I had the sub/low on the headunit set to 50 and high set to 80. I liked the lows but felt there was too much of a gap, i set them both to 63 during lunch and it sounded better. Was loud and had punch but i also wasnt playing anything that had deep lows. Just had to adjust the bass +1-1 as needed.
Ima follow what you suggested dave.
I have no idea what the slopes are on the xover now without looking. Im stuck at work.
I do know ive got the lpass on the amp on and down to 50. And subsonic filter off.
There is nothing wrong with routing midbass frequencies to your sub if you don't have other speakers in your system that are capable of reproducing them. Most subs are OK pretty well above 100hz, the downside being that they become easily localized as the frequency rises.
You should only have your subs crossed that low if you have something like 8's up front installed in fully built up doors.
Turn that sub crossover up, you'll be a lot happier with the sound.
It limits dynamic range and frequency. It doesn't "add" data where data doesn't exist, but it will sound like trash.
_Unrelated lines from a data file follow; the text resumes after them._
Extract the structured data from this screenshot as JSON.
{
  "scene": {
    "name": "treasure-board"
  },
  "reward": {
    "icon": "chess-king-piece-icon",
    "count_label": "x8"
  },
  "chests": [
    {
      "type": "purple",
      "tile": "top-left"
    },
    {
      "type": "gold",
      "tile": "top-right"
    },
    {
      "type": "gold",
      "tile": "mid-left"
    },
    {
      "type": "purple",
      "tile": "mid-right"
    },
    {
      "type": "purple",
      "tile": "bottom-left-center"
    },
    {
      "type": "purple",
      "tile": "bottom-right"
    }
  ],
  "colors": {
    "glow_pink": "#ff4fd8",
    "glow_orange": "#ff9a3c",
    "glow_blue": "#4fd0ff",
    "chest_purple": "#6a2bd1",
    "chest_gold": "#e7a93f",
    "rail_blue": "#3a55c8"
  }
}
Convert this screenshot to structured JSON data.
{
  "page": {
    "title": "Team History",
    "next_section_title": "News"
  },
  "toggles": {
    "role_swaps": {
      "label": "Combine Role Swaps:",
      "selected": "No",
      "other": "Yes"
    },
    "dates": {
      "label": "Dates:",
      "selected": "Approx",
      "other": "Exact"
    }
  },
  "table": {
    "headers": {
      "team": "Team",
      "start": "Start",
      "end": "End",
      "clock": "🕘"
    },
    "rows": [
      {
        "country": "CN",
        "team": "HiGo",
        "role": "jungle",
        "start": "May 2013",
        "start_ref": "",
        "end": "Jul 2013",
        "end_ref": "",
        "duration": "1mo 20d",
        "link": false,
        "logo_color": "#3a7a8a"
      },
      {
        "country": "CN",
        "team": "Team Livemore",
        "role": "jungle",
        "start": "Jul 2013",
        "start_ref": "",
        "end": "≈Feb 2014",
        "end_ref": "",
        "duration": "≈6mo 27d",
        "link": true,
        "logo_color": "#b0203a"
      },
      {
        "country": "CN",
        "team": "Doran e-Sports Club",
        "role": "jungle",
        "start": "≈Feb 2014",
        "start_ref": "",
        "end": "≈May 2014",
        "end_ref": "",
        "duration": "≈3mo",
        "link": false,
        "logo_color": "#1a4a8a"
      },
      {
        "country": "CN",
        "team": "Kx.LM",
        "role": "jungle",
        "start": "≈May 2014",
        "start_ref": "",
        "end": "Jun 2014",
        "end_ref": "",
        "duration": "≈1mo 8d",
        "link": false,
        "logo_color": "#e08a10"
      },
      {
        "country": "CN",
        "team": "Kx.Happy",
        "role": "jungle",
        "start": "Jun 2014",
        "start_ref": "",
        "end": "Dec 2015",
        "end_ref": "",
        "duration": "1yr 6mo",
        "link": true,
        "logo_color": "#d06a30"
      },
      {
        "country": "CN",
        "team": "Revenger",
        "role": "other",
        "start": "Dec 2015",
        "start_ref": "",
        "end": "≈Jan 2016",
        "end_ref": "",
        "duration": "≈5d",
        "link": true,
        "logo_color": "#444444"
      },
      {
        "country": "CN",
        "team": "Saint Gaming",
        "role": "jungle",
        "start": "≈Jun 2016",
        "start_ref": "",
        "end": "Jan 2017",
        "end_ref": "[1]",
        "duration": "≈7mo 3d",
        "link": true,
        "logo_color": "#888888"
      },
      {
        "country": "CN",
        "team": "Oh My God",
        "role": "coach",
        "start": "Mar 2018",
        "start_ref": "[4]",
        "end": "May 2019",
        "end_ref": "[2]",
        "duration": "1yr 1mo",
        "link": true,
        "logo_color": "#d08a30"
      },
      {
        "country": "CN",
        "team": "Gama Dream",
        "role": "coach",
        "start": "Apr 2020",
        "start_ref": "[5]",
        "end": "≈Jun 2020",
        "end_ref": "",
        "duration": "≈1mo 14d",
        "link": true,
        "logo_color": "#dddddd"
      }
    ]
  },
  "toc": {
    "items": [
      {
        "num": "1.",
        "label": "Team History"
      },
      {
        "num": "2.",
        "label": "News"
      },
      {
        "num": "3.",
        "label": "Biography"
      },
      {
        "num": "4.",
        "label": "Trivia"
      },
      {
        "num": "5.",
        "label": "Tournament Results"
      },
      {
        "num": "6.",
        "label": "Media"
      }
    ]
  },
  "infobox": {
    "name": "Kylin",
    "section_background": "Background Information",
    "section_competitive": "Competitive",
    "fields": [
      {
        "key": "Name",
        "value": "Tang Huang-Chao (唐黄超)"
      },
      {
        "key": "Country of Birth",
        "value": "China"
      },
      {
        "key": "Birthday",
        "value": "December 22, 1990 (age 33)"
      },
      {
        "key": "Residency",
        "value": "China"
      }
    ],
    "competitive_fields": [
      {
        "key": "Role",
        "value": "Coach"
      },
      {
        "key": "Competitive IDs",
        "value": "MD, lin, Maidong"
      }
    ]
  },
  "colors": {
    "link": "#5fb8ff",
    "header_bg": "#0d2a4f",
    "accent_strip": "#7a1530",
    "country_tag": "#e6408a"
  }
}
Data compression doesn't limit USED dynamic range. It only raises the noise floor a tiny bit. The only way data compression would affect it in that regard is if you were playing music with a huge crest factor where you would need that dynamic range. A typical song with a crest factor of 20dB is well well above the increased noise floor of around -90db to -80dB.
Dynamic compression on the other hand does just what you mentioned. Squashes the peaks which in essence reduces dynamic range.
I bypassed my active xover and now i get more sound and lower volume without changing anything. So something must be wrong with it, so its scrapped.
Now even with a cap my headlights and dash lights dim with the sub hitting. Im only pulling 500w with subamp and 300 with mids amp. 4g to cap to dist blocks to 8g to each amp. Guess its time for a new battery?
Only had 1 ground and it went into the rear floorboard near the backwall. wasnt any paint on it. Ill double check to make sure it was tight, decent size self tapping screw, dont think it would come up.
Self tappers tend to loosen up in sheet metal, I'd recommend a bolt with a star washer. Also check ALL your powerwire connections. If it the powerwire is held in with set screws, take them out, cut the wire, re-strip it and put it back in ensuring the best possible connection possible.